▶ _Records provided_

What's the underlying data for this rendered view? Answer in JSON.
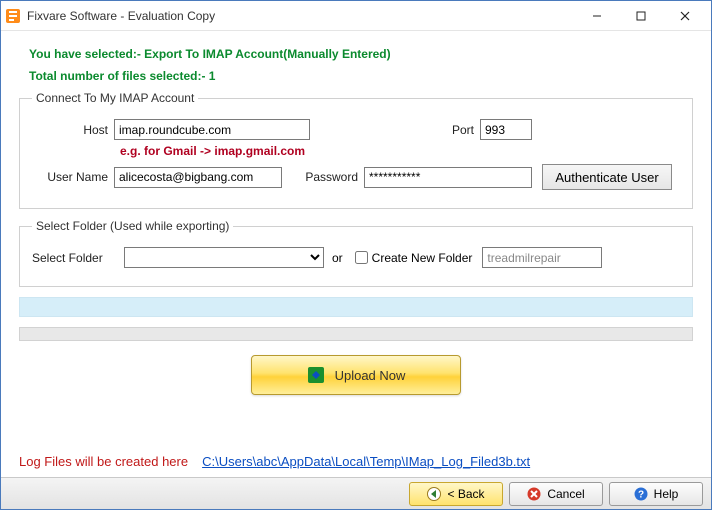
{
  "window": {
    "title": "Fixvare Software - Evaluation Copy"
  },
  "info": {
    "selected_line": "You have selected:- Export To IMAP Account(Manually Entered)",
    "count_line": "Total number of files selected:- 1"
  },
  "imap_group": {
    "legend": "Connect To My IMAP Account",
    "host_label": "Host",
    "host_value": "imap.roundcube.com",
    "port_label": "Port",
    "port_value": "993",
    "hint": "e.g. for Gmail -> imap.gmail.com",
    "user_label": "User Name",
    "user_value": "alicecosta@bigbang.com",
    "pass_label": "Password",
    "pass_value": "***********",
    "auth_button": "Authenticate User"
  },
  "folder_group": {
    "legend": "Select Folder (Used while exporting)",
    "select_label": "Select Folder",
    "or_label": "or",
    "create_label": "Create New Folder",
    "newfolder_value": "treadmilrepair"
  },
  "upload": {
    "label": "Upload Now"
  },
  "log": {
    "prefix": "Log Files will be created here",
    "path": "C:\\Users\\abc\\AppData\\Local\\Temp\\IMap_Log_Filed3b.txt"
  },
  "footer": {
    "back": "< Back",
    "cancel": "Cancel",
    "help": "Help"
  }
}
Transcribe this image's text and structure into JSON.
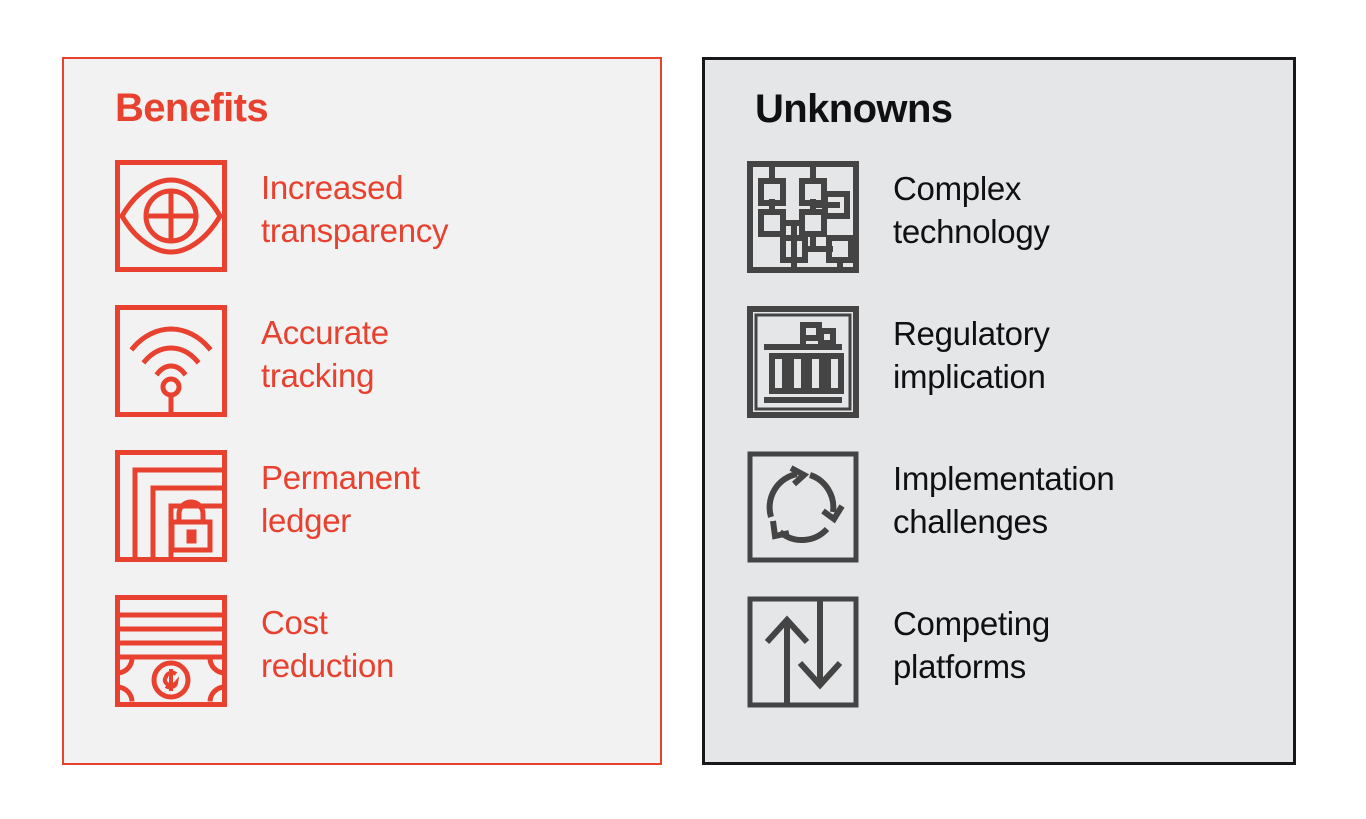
{
  "colors": {
    "benefit_accent": "#e8412f",
    "unknown_accent": "#101012",
    "benefit_panel_bg": "#f2f2f2",
    "unknown_panel_bg": "#e4e6e8",
    "page_bg": "#ffffff"
  },
  "panels": [
    {
      "id": "benefits",
      "title": "Benefits",
      "items": [
        {
          "icon": "eye-target-icon",
          "label": "Increased\ntransparency"
        },
        {
          "icon": "wireless-tracking-icon",
          "label": "Accurate\ntracking"
        },
        {
          "icon": "stacked-pages-lock-icon",
          "label": "Permanent\nledger"
        },
        {
          "icon": "banknote-stack-dollar-icon",
          "label": "Cost\nreduction"
        }
      ]
    },
    {
      "id": "unknowns",
      "title": "Unknowns",
      "items": [
        {
          "icon": "network-nodes-icon",
          "label": "Complex\ntechnology"
        },
        {
          "icon": "government-building-icon",
          "label": "Regulatory\nimplication"
        },
        {
          "icon": "circular-arrows-icon",
          "label": "Implementation\nchallenges"
        },
        {
          "icon": "up-down-arrows-icon",
          "label": "Competing\nplatforms"
        }
      ]
    }
  ]
}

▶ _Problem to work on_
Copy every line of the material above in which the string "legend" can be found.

▶ _Answer area_
    "legend": "Connect To My IMAP Account",
    "legend": "Select Folder (Used while exporting)",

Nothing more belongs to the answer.